Boston in NZ  -For more than a decade the Boston Beer Co. has sent
Samuel Adams beers to New Zealand's annual international beer awards and  has
emerging as the champion several times, including last year. Unfortunately for
consumers the only people that got to taste the beer were the judges.  Until
now. The beer is now available in Zealand and sales have exceeded all predictions.

A Sam In Every Town

If you need a good reason to have a beer at 9:30 in the morning,
Todd Ruggere has one.  "I'm drinking a Sam Adams in all 351 towns in
Massachusetts and I'm doing it for charity," Ruggere said. His latest
stop was in Waltham at the Tempo Bistro.  And with each swig, he's
raising money for Dana Farber and the Jimmy Fund to help with
children's cancer research. "I've always wanted to raise money for it
and never really had a good idea, and I came up with this idea and
everyone seems to love it," Ruggere said.

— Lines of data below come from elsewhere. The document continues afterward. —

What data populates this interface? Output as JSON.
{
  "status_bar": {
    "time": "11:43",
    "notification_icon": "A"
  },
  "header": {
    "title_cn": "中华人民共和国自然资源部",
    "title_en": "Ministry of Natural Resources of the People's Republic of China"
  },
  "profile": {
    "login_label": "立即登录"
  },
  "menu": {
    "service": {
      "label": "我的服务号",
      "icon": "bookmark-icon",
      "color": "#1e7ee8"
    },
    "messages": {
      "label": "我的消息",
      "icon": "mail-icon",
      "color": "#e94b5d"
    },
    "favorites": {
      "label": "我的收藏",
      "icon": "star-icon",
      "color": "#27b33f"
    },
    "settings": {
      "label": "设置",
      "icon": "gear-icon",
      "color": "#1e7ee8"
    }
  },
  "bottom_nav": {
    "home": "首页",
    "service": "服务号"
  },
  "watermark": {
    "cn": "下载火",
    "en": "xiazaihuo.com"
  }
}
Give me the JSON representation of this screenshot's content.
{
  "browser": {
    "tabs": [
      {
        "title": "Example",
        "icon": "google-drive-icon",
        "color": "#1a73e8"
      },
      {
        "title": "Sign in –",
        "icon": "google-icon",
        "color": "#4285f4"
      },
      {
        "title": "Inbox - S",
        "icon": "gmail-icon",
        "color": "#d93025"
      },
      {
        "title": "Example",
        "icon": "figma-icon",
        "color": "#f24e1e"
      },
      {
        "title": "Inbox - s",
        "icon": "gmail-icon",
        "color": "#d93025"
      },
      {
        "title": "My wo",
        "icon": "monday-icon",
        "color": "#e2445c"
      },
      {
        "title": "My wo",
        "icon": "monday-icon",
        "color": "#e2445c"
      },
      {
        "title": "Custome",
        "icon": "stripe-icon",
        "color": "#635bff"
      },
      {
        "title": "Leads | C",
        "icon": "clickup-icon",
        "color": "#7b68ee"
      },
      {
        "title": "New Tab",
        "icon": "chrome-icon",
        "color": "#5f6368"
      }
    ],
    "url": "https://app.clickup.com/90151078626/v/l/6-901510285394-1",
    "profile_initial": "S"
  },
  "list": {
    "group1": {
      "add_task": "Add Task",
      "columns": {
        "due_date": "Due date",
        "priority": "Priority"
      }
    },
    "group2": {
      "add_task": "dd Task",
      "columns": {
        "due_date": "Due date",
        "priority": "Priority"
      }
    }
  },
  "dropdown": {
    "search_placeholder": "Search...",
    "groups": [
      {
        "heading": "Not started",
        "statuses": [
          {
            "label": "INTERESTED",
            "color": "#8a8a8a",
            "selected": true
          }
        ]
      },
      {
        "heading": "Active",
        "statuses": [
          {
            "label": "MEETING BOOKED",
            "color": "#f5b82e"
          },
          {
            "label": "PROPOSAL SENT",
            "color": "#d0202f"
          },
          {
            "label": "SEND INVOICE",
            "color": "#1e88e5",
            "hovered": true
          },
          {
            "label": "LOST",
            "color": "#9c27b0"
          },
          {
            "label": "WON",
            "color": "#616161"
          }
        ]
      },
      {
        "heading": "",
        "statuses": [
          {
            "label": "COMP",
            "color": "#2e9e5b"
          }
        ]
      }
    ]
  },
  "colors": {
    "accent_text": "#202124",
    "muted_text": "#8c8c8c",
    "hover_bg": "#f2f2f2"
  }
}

His mission: one beer a day at a different bar, in a different
Massachusetts town. At each spot, he snaps a photo with his
handmade signs and post  them to his blog and Twitter page.
Waltham, MA. If he's visiting a town without a bar, he improvises.

"When I was in Plympton, it's all farms, I couldn't find anything, so I
found a home that had llamas in it, so I knocked on the woman's
door and said you got to let me take a picture with your llamas,
so she was happy to do it," Ruggere said.

The feedback from restaurants has been great. When he
approached Tempo Bistro, they immediately wanted to help.
"I thought it was a fantastic idea. I was shocked that no one
had thought to do what he was doing, and we absolutely could
not say no," said a representative of Tempo Bistro. "Some will give a
check right to the charity and some offer gift cards," Ruggere said.

So far, he's raised nearly $2,000, but he hopes as his tour of the state
continues, people will raise a glass and open their wallets.
Cheers to Todd from BeerNexus!!

Send contributions for On Tap to webmaster@beernexus.com
Edited by Jim Attacap